WORK TO COMPLETE: The result is the exact lines from the one containing "Decode this image" through the final line of the entries; leave out the pictures.

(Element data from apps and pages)
-- Opening Marker --
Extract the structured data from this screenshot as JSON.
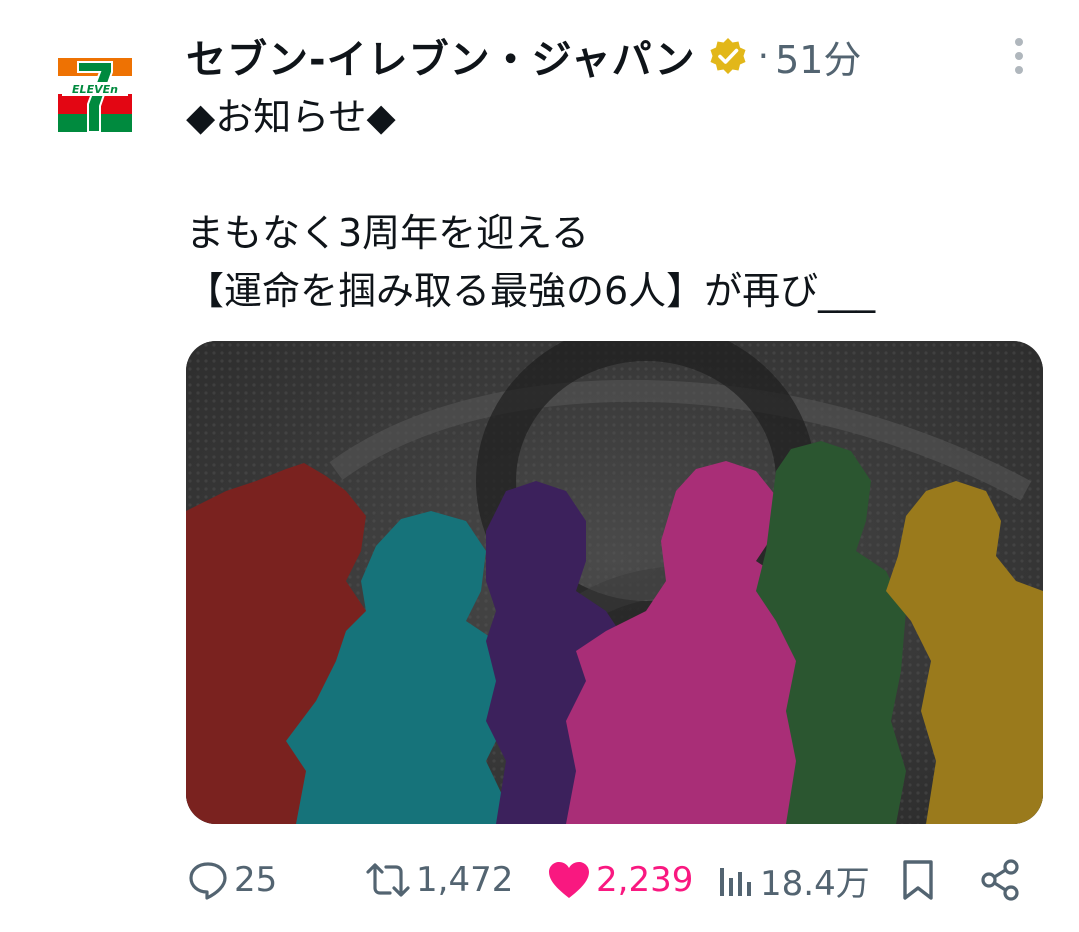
{
  "account": {
    "display_name": "セブン‐イレブン・ジャパン",
    "verified_badge": "verified-badge-icon",
    "separator": "·",
    "time": "51分",
    "logo_text": "ELEVEn",
    "logo_numeral": "7"
  },
  "post": {
    "lines": [
      "◆お知らせ◆",
      "",
      "まもなく3周年を迎える",
      "【運命を掴み取る最強の6人】が再び___"
    ]
  },
  "media": {
    "description_icon": "image",
    "silhouette_colors": [
      "#7a221f",
      "#16737a",
      "#3c215c",
      "#a92e77",
      "#2b5630",
      "#9a7a1c"
    ]
  },
  "actions": {
    "reply_count": "25",
    "retweet_count": "1,472",
    "like_count": "2,239",
    "views_count": "18.4万"
  },
  "colors": {
    "text": "#0f1419",
    "secondary": "#536471",
    "like": "#f91880",
    "verified": "#e2b719",
    "seven_green": "#008a3e",
    "seven_orange": "#ee7203",
    "seven_red": "#e30613"
  }
}
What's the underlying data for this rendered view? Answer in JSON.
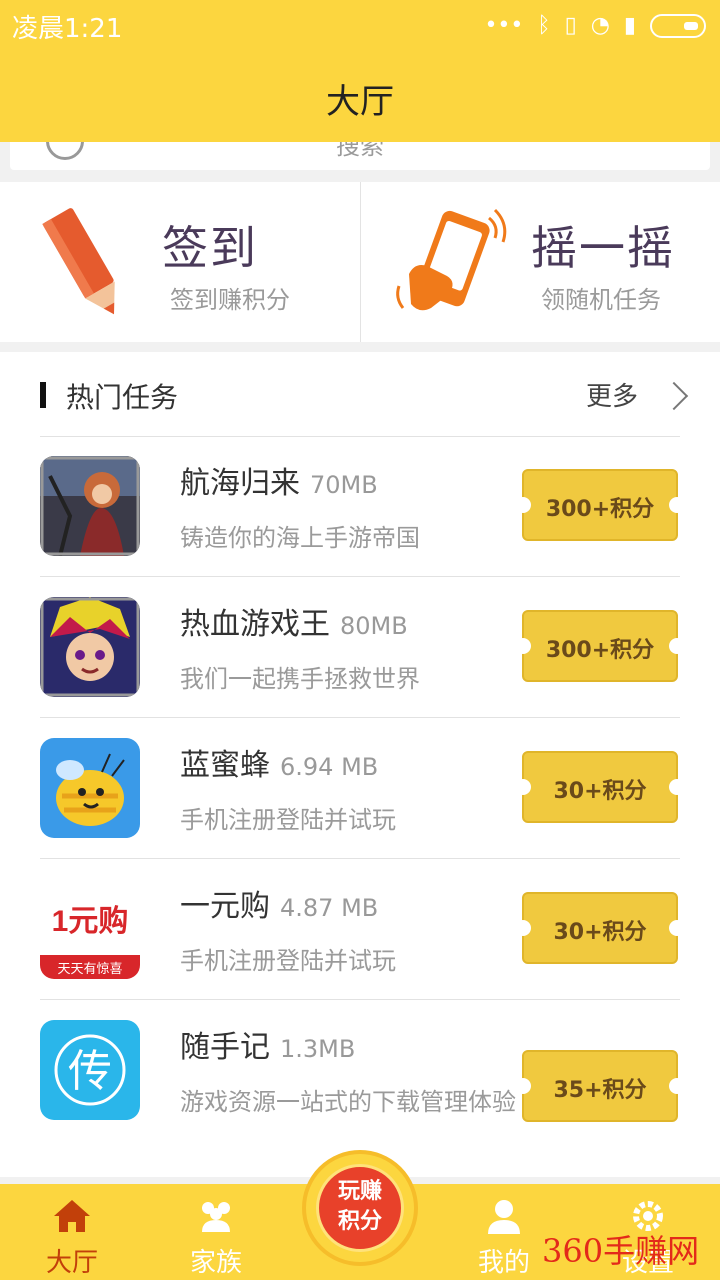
{
  "status_bar": {
    "time": "凌晨1:21"
  },
  "header": {
    "title": "大厅"
  },
  "search": {
    "placeholder": "搜索"
  },
  "quick_actions": [
    {
      "title": "签到",
      "subtitle": "签到赚积分",
      "icon": "pencil-icon"
    },
    {
      "title": "摇一摇",
      "subtitle": "领随机任务",
      "icon": "shake-phone-icon"
    }
  ],
  "hot_tasks": {
    "title": "热门任务",
    "more_label": "更多",
    "items": [
      {
        "name": "航海归来",
        "size": "70MB",
        "desc": "铸造你的海上手游帝国",
        "reward": "300+积分"
      },
      {
        "name": "热血游戏王",
        "size": "80MB",
        "desc": "我们一起携手拯救世界",
        "reward": "300+积分"
      },
      {
        "name": "蓝蜜蜂",
        "size": "6.94 MB",
        "desc": "手机注册登陆并试玩",
        "reward": "30+积分"
      },
      {
        "name": "一元购",
        "size": "4.87 MB",
        "desc": "手机注册登陆并试玩",
        "reward": "30+积分"
      },
      {
        "name": "随手记",
        "size": "1.3MB",
        "desc": "游戏资源一站式的下载管理体验",
        "reward": "35+积分"
      }
    ]
  },
  "tabbar": {
    "tabs": [
      {
        "label": "大厅",
        "icon": "home-icon",
        "active": true
      },
      {
        "label": "家族",
        "icon": "family-icon",
        "active": false
      },
      {
        "label": "我的",
        "icon": "user-icon",
        "active": false
      },
      {
        "label": "设置",
        "icon": "settings-icon",
        "active": false
      }
    ],
    "center_label_1": "玩赚",
    "center_label_2": "积分"
  },
  "icon_texts": {
    "yiyuangou_logo": "1元购",
    "yiyuangou_slogan": "天天有惊喜",
    "suishouji_logo": "传"
  },
  "watermark": "360手赚网",
  "colors": {
    "header": "#fcd63f",
    "ticket": "#f0c93f",
    "active_tab": "#c2400a"
  }
}
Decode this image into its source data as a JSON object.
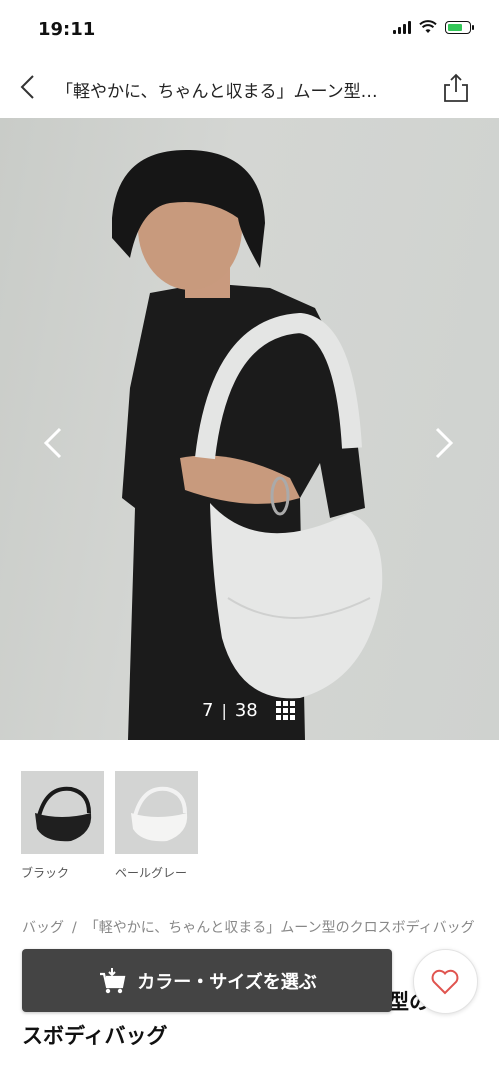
{
  "status_bar": {
    "time": "19:11"
  },
  "header": {
    "title": "「軽やかに、ちゃんと収まる」ムーン型…"
  },
  "gallery": {
    "current": "7",
    "separator": "|",
    "total": "38"
  },
  "colors": [
    {
      "label": "ブラック"
    },
    {
      "label": "ペールグレー"
    }
  ],
  "breadcrumb": {
    "items": [
      "バッグ",
      "「軽やかに、ちゃんと収まる」ムーン型のクロスボディバッグ"
    ],
    "separator": "/"
  },
  "product": {
    "title_tail": "型の",
    "title_line2": "スボディバッグ"
  },
  "cta": {
    "label": "カラー・サイズを選ぶ"
  },
  "theme": {
    "cta_bg": "#444444",
    "favorite_accent": "#e0544f",
    "battery": "#34c759"
  },
  "icons": [
    "back-chevron-icon",
    "share-icon",
    "cart-icon",
    "heart-icon",
    "grid-icon",
    "chevron-left-icon",
    "chevron-right-icon"
  ]
}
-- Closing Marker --
YOUR RESPONSE:
Decode this image into its source data as a JSON object.
{
  "status_bar": {
    "time": "19:11"
  },
  "header": {
    "title": "「軽やかに、ちゃんと収まる」ムーン型…"
  },
  "gallery": {
    "current": "7",
    "separator": "|",
    "total": "38"
  },
  "colors": [
    {
      "label": "ブラック"
    },
    {
      "label": "ペールグレー"
    }
  ],
  "breadcrumb": {
    "items": [
      "バッグ",
      "「軽やかに、ちゃんと収まる」ムーン型のクロスボディバッグ"
    ],
    "separator": "/"
  },
  "product": {
    "title_tail": "型の",
    "title_line2": "スボディバッグ"
  },
  "cta": {
    "label": "カラー・サイズを選ぶ"
  },
  "theme": {
    "cta_bg": "#444444",
    "favorite_accent": "#e0544f",
    "battery": "#34c759"
  },
  "icons": [
    "back-chevron-icon",
    "share-icon",
    "cart-icon",
    "heart-icon",
    "grid-icon",
    "chevron-left-icon",
    "chevron-right-icon"
  ]
}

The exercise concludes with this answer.